BEGIN Records

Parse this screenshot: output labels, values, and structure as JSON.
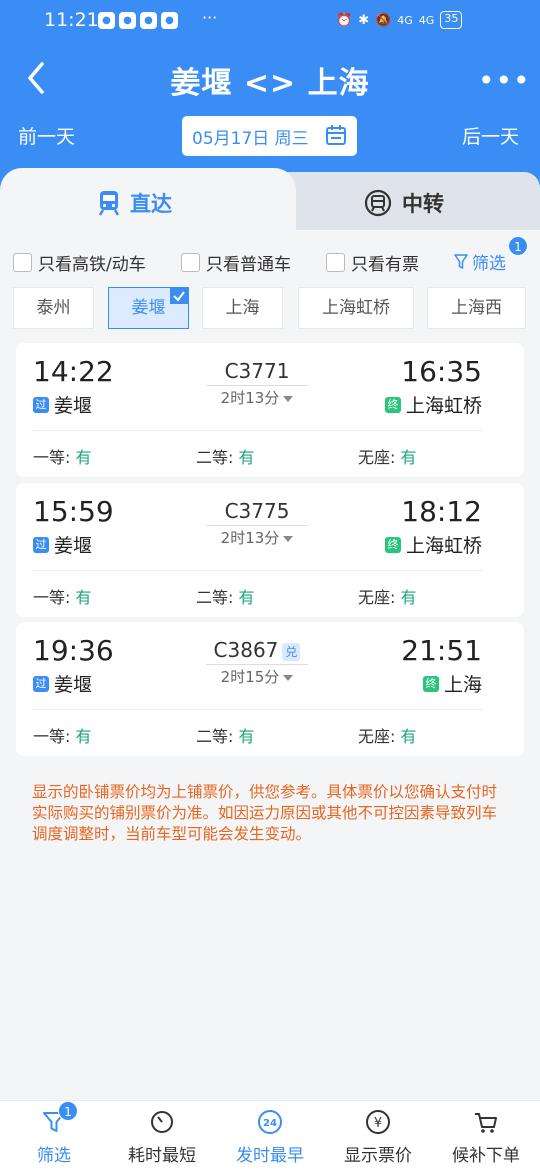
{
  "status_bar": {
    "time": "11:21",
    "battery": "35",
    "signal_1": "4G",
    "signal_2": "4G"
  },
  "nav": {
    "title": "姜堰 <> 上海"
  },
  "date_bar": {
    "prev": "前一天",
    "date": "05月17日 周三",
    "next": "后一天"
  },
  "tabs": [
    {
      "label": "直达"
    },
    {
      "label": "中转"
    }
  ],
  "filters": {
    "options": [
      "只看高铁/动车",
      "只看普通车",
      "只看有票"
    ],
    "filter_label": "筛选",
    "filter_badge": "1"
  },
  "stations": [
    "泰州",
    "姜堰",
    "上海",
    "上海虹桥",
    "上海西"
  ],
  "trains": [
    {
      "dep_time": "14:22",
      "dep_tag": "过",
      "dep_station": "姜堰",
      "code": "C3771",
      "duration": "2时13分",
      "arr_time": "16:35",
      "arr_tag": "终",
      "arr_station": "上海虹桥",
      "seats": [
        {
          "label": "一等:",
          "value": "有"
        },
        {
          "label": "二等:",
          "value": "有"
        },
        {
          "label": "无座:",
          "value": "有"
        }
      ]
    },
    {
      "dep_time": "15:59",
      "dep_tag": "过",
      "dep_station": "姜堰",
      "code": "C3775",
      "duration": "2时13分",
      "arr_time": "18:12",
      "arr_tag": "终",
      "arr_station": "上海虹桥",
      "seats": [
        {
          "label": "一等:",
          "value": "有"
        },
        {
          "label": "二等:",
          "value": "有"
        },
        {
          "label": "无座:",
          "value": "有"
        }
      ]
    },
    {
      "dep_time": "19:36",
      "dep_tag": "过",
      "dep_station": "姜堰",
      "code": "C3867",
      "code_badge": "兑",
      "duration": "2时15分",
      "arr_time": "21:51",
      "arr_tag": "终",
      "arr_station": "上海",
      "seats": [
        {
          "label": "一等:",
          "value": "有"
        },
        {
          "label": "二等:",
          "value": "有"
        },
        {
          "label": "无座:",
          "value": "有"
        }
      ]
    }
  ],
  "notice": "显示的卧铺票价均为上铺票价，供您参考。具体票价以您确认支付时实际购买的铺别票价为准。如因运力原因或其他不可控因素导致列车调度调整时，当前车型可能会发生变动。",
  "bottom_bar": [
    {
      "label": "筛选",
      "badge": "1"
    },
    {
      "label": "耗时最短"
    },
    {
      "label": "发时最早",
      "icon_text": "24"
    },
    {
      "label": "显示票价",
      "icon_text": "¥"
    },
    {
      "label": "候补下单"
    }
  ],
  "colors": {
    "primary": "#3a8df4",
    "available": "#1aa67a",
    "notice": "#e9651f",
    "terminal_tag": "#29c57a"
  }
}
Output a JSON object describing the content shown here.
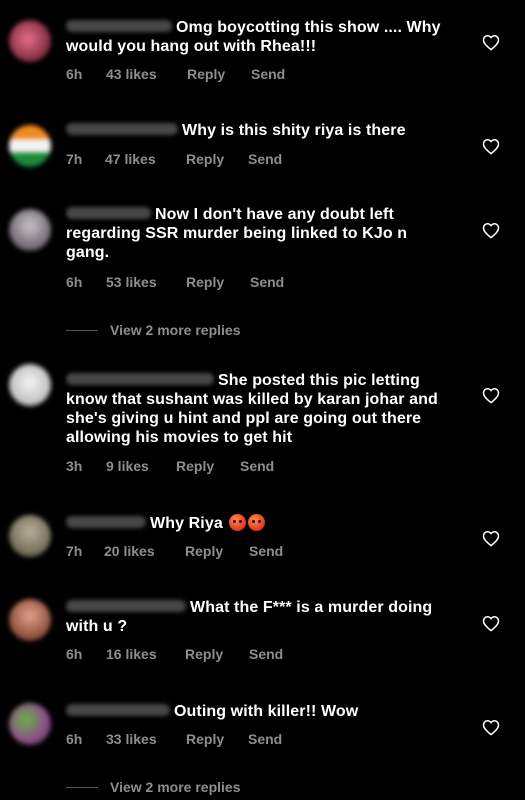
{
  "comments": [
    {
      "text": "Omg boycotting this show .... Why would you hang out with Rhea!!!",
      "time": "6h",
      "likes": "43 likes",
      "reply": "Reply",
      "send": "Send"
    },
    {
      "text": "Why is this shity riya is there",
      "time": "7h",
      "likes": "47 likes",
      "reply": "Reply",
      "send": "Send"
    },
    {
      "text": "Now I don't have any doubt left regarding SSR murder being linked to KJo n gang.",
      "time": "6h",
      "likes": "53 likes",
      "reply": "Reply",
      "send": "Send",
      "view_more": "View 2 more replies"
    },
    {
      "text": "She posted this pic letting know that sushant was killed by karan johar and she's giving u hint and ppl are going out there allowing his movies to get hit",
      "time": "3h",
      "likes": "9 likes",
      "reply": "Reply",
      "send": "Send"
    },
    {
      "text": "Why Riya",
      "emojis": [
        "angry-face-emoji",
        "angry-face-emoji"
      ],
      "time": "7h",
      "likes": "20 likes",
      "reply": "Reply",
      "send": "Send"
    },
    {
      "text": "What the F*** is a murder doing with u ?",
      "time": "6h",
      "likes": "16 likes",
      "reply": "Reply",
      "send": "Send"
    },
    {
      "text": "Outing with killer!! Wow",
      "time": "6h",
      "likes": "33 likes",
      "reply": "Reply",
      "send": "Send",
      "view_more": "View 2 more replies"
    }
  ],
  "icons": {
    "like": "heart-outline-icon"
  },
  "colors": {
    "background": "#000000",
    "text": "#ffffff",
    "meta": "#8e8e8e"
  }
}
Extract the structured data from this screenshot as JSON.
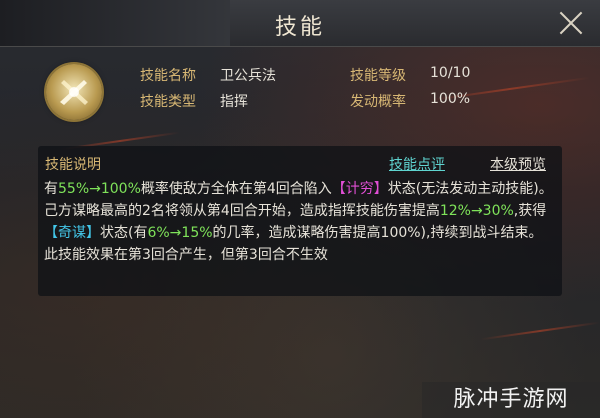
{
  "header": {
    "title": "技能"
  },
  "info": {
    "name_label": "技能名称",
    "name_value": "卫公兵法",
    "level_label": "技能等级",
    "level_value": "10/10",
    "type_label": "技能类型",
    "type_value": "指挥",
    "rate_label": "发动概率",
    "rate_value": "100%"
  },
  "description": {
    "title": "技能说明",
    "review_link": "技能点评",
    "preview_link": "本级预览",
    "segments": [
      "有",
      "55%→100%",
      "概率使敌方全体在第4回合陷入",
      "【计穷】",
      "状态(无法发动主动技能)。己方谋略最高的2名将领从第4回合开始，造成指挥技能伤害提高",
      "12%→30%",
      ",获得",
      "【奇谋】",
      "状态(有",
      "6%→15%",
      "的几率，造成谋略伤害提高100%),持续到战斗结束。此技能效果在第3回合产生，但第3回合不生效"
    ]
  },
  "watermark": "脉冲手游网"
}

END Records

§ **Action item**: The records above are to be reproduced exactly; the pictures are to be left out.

§ **Solution below**:
Parse this screenshot: output labels, values, and structure as JSON.
{
  "status_bar": {
    "time": "11:21",
    "battery": "35",
    "signal_1": "4G",
    "signal_2": "4G"
  },
  "nav": {
    "title": "姜堰 <> 上海"
  },
  "date_bar": {
    "prev": "前一天",
    "date": "05月17日 周三",
    "next": "后一天"
  },
  "tabs": [
    {
      "label": "直达"
    },
    {
      "label": "中转"
    }
  ],
  "filters": {
    "options": [
      "只看高铁/动车",
      "只看普通车",
      "只看有票"
    ],
    "filter_label": "筛选",
    "filter_badge": "1"
  },
  "stations": [
    "泰州",
    "姜堰",
    "上海",
    "上海虹桥",
    "上海西"
  ],
  "trains": [
    {
      "dep_time": "14:22",
      "dep_tag": "过",
      "dep_station": "姜堰",
      "code": "C3771",
      "duration": "2时13分",
      "arr_time": "16:35",
      "arr_tag": "终",
      "arr_station": "上海虹桥",
      "seats": [
        {
          "label": "一等:",
          "value": "有"
        },
        {
          "label": "二等:",
          "value": "有"
        },
        {
          "label": "无座:",
          "value": "有"
        }
      ]
    },
    {
      "dep_time": "15:59",
      "dep_tag": "过",
      "dep_station": "姜堰",
      "code": "C3775",
      "duration": "2时13分",
      "arr_time": "18:12",
      "arr_tag": "终",
      "arr_station": "上海虹桥",
      "seats": [
        {
          "label": "一等:",
          "value": "有"
        },
        {
          "label": "二等:",
          "value": "有"
        },
        {
          "label": "无座:",
          "value": "有"
        }
      ]
    },
    {
      "dep_time": "19:36",
      "dep_tag": "过",
      "dep_station": "姜堰",
      "code": "C3867",
      "code_badge": "兑",
      "duration": "2时15分",
      "arr_time": "21:51",
      "arr_tag": "终",
      "arr_station": "上海",
      "seats": [
        {
          "label": "一等:",
          "value": "有"
        },
        {
          "label": "二等:",
          "value": "有"
        },
        {
          "label": "无座:",
          "value": "有"
        }
      ]
    }
  ],
  "notice": "显示的卧铺票价均为上铺票价，供您参考。具体票价以您确认支付时实际购买的铺别票价为准。如因运力原因或其他不可控因素导致列车调度调整时，当前车型可能会发生变动。",
  "bottom_bar": [
    {
      "label": "筛选",
      "badge": "1"
    },
    {
      "label": "耗时最短"
    },
    {
      "label": "发时最早",
      "icon_text": "24"
    },
    {
      "label": "显示票价",
      "icon_text": "¥"
    },
    {
      "label": "候补下单"
    }
  ],
  "colors": {
    "primary": "#3a8df4",
    "available": "#1aa67a",
    "notice": "#e9651f",
    "terminal_tag": "#29c57a"
  }
}
Output a JSON object describing the content shown here.
{
  "comments": [
    {
      "text": "Omg boycotting this show .... Why would you hang out with Rhea!!!",
      "time": "6h",
      "likes": "43 likes",
      "reply": "Reply",
      "send": "Send"
    },
    {
      "text": "Why is this shity riya is there",
      "time": "7h",
      "likes": "47 likes",
      "reply": "Reply",
      "send": "Send"
    },
    {
      "text": "Now I don't have any doubt left regarding SSR murder being linked to KJo n gang.",
      "time": "6h",
      "likes": "53 likes",
      "reply": "Reply",
      "send": "Send",
      "view_more": "View 2 more replies"
    },
    {
      "text": "She posted this pic letting know that sushant was killed by karan johar and she's giving u hint and ppl are going out there allowing his movies to get hit",
      "time": "3h",
      "likes": "9 likes",
      "reply": "Reply",
      "send": "Send"
    },
    {
      "text": "Why Riya",
      "emojis": [
        "angry-face-emoji",
        "angry-face-emoji"
      ],
      "time": "7h",
      "likes": "20 likes",
      "reply": "Reply",
      "send": "Send"
    },
    {
      "text": "What the F*** is a murder doing with u ?",
      "time": "6h",
      "likes": "16 likes",
      "reply": "Reply",
      "send": "Send"
    },
    {
      "text": "Outing with killer!! Wow",
      "time": "6h",
      "likes": "33 likes",
      "reply": "Reply",
      "send": "Send",
      "view_more": "View 2 more replies"
    }
  ],
  "icons": {
    "like": "heart-outline-icon"
  },
  "colors": {
    "background": "#000000",
    "text": "#ffffff",
    "meta": "#8e8e8e"
  }
}
Extract the structured data from this screenshot as JSON.
{
  "header": {
    "title": "技能"
  },
  "info": {
    "name_label": "技能名称",
    "name_value": "卫公兵法",
    "level_label": "技能等级",
    "level_value": "10/10",
    "type_label": "技能类型",
    "type_value": "指挥",
    "rate_label": "发动概率",
    "rate_value": "100%"
  },
  "description": {
    "title": "技能说明",
    "review_link": "技能点评",
    "preview_link": "本级预览",
    "segments": [
      "有",
      "55%→100%",
      "概率使敌方全体在第4回合陷入",
      "【计穷】",
      "状态(无法发动主动技能)。己方谋略最高的2名将领从第4回合开始，造成指挥技能伤害提高",
      "12%→30%",
      ",获得",
      "【奇谋】",
      "状态(有",
      "6%→15%",
      "的几率，造成谋略伤害提高100%),持续到战斗结束。此技能效果在第3回合产生，但第3回合不生效"
    ]
  },
  "watermark": "脉冲手游网"
}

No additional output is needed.